Indonesian incumbent banks can play the digital game increasingly well

Written by Kapronasia || January 23 2024

Southeast Asia’s most exciting digital banking market at the moment also happens to be the region’s largest economy. No other country in the region offers the same breadth of digital banking opportunities as Indonesia. Much of the market development to date has involved strategic tie-ups between the country’s powerful conglomerates and Asian platform companies. However, incumbent banks unto themselves are increasingly emerging as a force to be reckoned with in the burgeoning digital banking market.

To be sure, certain incumbent banks have already played a key role in the digitization of Indonesia’s financial sector. For instance, one favored model for digital bank development has been the acquisition of smaller incumbent lenders by Big Tech and/or conglomerates, which are then converted into a brand-new digital lender. One of the most prominent examples is SeaBank Indonesia, formerly Bank BKE.

However, larger incumbent lenders are unlikely to be acquired by foreign tech companies. And given their existing resources, they could become major players in Indonesia’s digital banking sector.

One incumbent bank planning to step up its digital game is Bank BTPN, which merged with Bank Sumitomo Mitsui Indonesia in 2019 to become Indonesia’s 12th-largest bank by total assets (US$12.7 trillion) can cater to both retail and corporate customers. The former has been its historic strength while the latter is possible now thanks to the merger with SMBC. According to Nikkei Asia, Bank BTPN currently has about 10 million customers.

Another traditional bank focusing on digital opportunities is the large state lender Bank Mandiri, whose revamped app now boasts nearly 90 features, allowing users to perform many functions in-app, from regular banking services and cross-border money transfers to investing in mutual funds and buying airline and concert tickets. The app has about 20 million monthly users, up fivefold from two years ago.

These efforts appear to be bearing fruit. Mandiri’s net income rose 27% annually to 39 trillion rupiah in the first three quarters of 2023. Research firm CreditSights reckons that higher transactions on Mandiri's digital platforms contributed to a 10% increase in its fee-based income, adding that the bank posted “the strongest returns among the Indonesian banks.” Further, Mandiri’s share price rose about 20% last year, outperforming other major Indonesian banks and the benchmark Jakarta Composite Index.
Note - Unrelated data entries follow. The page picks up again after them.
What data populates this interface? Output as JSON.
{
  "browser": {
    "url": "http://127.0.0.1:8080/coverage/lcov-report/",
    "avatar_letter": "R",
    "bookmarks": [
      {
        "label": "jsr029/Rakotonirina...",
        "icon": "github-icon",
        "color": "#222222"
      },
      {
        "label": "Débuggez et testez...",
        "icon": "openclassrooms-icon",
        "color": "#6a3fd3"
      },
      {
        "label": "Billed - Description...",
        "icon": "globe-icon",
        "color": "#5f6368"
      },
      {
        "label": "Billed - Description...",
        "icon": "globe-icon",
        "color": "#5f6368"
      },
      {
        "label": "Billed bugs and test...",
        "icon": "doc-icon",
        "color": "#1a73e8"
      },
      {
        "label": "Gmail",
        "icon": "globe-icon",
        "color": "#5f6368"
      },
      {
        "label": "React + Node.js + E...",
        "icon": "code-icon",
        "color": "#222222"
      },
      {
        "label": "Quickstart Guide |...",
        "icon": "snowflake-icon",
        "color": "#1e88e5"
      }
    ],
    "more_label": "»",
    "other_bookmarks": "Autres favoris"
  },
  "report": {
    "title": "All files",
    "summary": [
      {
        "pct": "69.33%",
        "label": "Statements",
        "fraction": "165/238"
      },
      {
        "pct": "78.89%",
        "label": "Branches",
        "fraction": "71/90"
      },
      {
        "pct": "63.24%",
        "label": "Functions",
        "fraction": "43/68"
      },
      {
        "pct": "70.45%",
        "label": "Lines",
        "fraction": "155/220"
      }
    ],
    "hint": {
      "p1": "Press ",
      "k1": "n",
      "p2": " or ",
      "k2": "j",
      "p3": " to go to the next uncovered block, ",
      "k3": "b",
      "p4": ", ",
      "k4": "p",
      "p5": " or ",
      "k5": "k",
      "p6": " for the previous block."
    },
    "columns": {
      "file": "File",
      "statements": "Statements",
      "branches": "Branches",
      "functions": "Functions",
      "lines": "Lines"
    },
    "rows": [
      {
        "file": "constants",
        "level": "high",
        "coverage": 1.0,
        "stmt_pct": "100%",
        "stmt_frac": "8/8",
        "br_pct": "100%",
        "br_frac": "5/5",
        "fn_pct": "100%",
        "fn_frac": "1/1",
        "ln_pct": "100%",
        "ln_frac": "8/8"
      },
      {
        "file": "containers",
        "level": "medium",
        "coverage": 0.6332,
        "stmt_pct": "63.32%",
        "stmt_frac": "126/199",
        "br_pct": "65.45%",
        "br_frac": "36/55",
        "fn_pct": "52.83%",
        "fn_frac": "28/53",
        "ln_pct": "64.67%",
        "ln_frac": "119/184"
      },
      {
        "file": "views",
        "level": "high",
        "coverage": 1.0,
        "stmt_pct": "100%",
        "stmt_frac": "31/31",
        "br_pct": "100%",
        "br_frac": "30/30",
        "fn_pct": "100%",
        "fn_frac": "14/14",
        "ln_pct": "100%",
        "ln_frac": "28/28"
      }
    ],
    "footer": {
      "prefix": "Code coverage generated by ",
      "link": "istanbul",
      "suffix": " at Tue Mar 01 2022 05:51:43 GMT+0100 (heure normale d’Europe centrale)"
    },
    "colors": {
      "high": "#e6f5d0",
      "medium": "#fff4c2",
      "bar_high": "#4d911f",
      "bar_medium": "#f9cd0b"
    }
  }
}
Looking ahead, we like the prospects and Mandiri and other big incumbents. The Indonesian market still has tens of millions of unbanked people and tens of millions of others who are underbanked. Large incumbent banks can undertake targeted digitization initiatives that leverage their existing customer bases while benefiting from being more trusted than tech companies – which are always looking for the next chance to monetize user data – when it comes to financial services.